Stored entries
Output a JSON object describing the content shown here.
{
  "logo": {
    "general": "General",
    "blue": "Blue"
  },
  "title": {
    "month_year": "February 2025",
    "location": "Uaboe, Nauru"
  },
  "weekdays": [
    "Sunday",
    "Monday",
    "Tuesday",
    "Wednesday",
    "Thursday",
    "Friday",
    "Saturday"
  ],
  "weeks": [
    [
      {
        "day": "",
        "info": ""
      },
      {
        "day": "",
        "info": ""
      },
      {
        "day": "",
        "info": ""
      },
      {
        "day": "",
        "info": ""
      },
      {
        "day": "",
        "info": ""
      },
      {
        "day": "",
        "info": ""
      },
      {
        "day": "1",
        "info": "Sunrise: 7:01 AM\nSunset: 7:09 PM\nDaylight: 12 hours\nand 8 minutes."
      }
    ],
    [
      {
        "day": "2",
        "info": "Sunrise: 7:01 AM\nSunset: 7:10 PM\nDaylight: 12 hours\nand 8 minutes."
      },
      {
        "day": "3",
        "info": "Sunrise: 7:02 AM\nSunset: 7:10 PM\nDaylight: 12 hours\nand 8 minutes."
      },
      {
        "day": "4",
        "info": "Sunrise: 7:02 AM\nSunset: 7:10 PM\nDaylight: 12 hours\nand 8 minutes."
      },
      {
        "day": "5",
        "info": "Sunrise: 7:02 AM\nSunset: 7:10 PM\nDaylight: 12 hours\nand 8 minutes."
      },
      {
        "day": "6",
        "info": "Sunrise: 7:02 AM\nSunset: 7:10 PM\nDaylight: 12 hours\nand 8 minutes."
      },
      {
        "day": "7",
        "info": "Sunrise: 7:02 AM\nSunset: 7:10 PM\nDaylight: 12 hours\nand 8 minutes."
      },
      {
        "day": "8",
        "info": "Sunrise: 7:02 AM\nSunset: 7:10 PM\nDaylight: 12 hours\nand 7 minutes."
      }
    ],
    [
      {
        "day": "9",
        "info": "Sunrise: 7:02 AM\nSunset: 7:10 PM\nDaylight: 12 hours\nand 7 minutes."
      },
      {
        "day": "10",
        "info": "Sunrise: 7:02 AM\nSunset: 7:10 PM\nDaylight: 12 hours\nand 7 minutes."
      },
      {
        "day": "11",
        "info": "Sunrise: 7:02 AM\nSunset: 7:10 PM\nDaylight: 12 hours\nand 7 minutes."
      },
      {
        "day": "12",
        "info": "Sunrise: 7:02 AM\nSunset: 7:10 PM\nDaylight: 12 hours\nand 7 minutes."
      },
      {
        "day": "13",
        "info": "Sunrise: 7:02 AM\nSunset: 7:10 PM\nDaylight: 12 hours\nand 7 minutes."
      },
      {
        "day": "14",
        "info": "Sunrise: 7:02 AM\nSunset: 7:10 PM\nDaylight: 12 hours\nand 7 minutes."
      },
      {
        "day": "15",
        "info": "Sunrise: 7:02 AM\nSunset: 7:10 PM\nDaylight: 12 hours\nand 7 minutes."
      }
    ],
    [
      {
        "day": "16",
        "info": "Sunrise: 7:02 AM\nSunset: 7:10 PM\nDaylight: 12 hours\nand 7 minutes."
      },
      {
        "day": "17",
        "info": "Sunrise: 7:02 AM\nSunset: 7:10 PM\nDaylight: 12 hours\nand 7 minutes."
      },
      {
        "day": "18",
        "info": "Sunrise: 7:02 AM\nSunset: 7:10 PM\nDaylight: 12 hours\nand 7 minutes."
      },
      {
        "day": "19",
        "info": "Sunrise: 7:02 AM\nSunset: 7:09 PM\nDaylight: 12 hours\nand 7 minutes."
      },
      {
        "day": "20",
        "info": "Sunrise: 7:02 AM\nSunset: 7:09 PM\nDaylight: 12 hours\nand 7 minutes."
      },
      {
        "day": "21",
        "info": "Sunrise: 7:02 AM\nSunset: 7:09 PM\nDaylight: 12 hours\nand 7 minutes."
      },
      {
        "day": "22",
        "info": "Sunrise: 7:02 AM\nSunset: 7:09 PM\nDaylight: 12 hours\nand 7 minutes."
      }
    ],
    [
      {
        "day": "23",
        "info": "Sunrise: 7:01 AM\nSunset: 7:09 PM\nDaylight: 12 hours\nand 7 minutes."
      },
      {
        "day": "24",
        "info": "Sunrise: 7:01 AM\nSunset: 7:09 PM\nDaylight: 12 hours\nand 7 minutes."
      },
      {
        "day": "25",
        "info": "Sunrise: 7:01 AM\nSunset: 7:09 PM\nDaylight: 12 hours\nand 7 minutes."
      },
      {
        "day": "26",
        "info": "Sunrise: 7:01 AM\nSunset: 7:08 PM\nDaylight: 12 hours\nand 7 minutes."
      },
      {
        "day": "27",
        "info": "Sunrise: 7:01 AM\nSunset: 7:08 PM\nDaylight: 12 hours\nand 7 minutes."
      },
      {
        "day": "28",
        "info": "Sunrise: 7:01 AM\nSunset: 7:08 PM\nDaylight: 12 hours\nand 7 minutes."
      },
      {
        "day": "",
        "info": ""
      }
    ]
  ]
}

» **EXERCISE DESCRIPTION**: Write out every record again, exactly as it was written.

» **RESPONSE FOR THIS EXERCISE**:
Output a JSON object describing the content shown here.
{
  "logo": {
    "general": "General",
    "blue": "Blue"
  },
  "title": {
    "month_year": "February 2025",
    "location": "Uaboe, Nauru"
  },
  "weekdays": [
    "Sunday",
    "Monday",
    "Tuesday",
    "Wednesday",
    "Thursday",
    "Friday",
    "Saturday"
  ],
  "weeks": [
    [
      {
        "day": "",
        "info": ""
      },
      {
        "day": "",
        "info": ""
      },
      {
        "day": "",
        "info": ""
      },
      {
        "day": "",
        "info": ""
      },
      {
        "day": "",
        "info": ""
      },
      {
        "day": "",
        "info": ""
      },
      {
        "day": "1",
        "info": "Sunrise: 7:01 AM\nSunset: 7:09 PM\nDaylight: 12 hours\nand 8 minutes."
      }
    ],
    [
      {
        "day": "2",
        "info": "Sunrise: 7:01 AM\nSunset: 7:10 PM\nDaylight: 12 hours\nand 8 minutes."
      },
      {
        "day": "3",
        "info": "Sunrise: 7:02 AM\nSunset: 7:10 PM\nDaylight: 12 hours\nand 8 minutes."
      },
      {
        "day": "4",
        "info": "Sunrise: 7:02 AM\nSunset: 7:10 PM\nDaylight: 12 hours\nand 8 minutes."
      },
      {
        "day": "5",
        "info": "Sunrise: 7:02 AM\nSunset: 7:10 PM\nDaylight: 12 hours\nand 8 minutes."
      },
      {
        "day": "6",
        "info": "Sunrise: 7:02 AM\nSunset: 7:10 PM\nDaylight: 12 hours\nand 8 minutes."
      },
      {
        "day": "7",
        "info": "Sunrise: 7:02 AM\nSunset: 7:10 PM\nDaylight: 12 hours\nand 8 minutes."
      },
      {
        "day": "8",
        "info": "Sunrise: 7:02 AM\nSunset: 7:10 PM\nDaylight: 12 hours\nand 7 minutes."
      }
    ],
    [
      {
        "day": "9",
        "info": "Sunrise: 7:02 AM\nSunset: 7:10 PM\nDaylight: 12 hours\nand 7 minutes."
      },
      {
        "day": "10",
        "info": "Sunrise: 7:02 AM\nSunset: 7:10 PM\nDaylight: 12 hours\nand 7 minutes."
      },
      {
        "day": "11",
        "info": "Sunrise: 7:02 AM\nSunset: 7:10 PM\nDaylight: 12 hours\nand 7 minutes."
      },
      {
        "day": "12",
        "info": "Sunrise: 7:02 AM\nSunset: 7:10 PM\nDaylight: 12 hours\nand 7 minutes."
      },
      {
        "day": "13",
        "info": "Sunrise: 7:02 AM\nSunset: 7:10 PM\nDaylight: 12 hours\nand 7 minutes."
      },
      {
        "day": "14",
        "info": "Sunrise: 7:02 AM\nSunset: 7:10 PM\nDaylight: 12 hours\nand 7 minutes."
      },
      {
        "day": "15",
        "info": "Sunrise: 7:02 AM\nSunset: 7:10 PM\nDaylight: 12 hours\nand 7 minutes."
      }
    ],
    [
      {
        "day": "16",
        "info": "Sunrise: 7:02 AM\nSunset: 7:10 PM\nDaylight: 12 hours\nand 7 minutes."
      },
      {
        "day": "17",
        "info": "Sunrise: 7:02 AM\nSunset: 7:10 PM\nDaylight: 12 hours\nand 7 minutes."
      },
      {
        "day": "18",
        "info": "Sunrise: 7:02 AM\nSunset: 7:10 PM\nDaylight: 12 hours\nand 7 minutes."
      },
      {
        "day": "19",
        "info": "Sunrise: 7:02 AM\nSunset: 7:09 PM\nDaylight: 12 hours\nand 7 minutes."
      },
      {
        "day": "20",
        "info": "Sunrise: 7:02 AM\nSunset: 7:09 PM\nDaylight: 12 hours\nand 7 minutes."
      },
      {
        "day": "21",
        "info": "Sunrise: 7:02 AM\nSunset: 7:09 PM\nDaylight: 12 hours\nand 7 minutes."
      },
      {
        "day": "22",
        "info": "Sunrise: 7:02 AM\nSunset: 7:09 PM\nDaylight: 12 hours\nand 7 minutes."
      }
    ],
    [
      {
        "day": "23",
        "info": "Sunrise: 7:01 AM\nSunset: 7:09 PM\nDaylight: 12 hours\nand 7 minutes."
      },
      {
        "day": "24",
        "info": "Sunrise: 7:01 AM\nSunset: 7:09 PM\nDaylight: 12 hours\nand 7 minutes."
      },
      {
        "day": "25",
        "info": "Sunrise: 7:01 AM\nSunset: 7:09 PM\nDaylight: 12 hours\nand 7 minutes."
      },
      {
        "day": "26",
        "info": "Sunrise: 7:01 AM\nSunset: 7:08 PM\nDaylight: 12 hours\nand 7 minutes."
      },
      {
        "day": "27",
        "info": "Sunrise: 7:01 AM\nSunset: 7:08 PM\nDaylight: 12 hours\nand 7 minutes."
      },
      {
        "day": "28",
        "info": "Sunrise: 7:01 AM\nSunset: 7:08 PM\nDaylight: 12 hours\nand 7 minutes."
      },
      {
        "day": "",
        "info": ""
      }
    ]
  ]
}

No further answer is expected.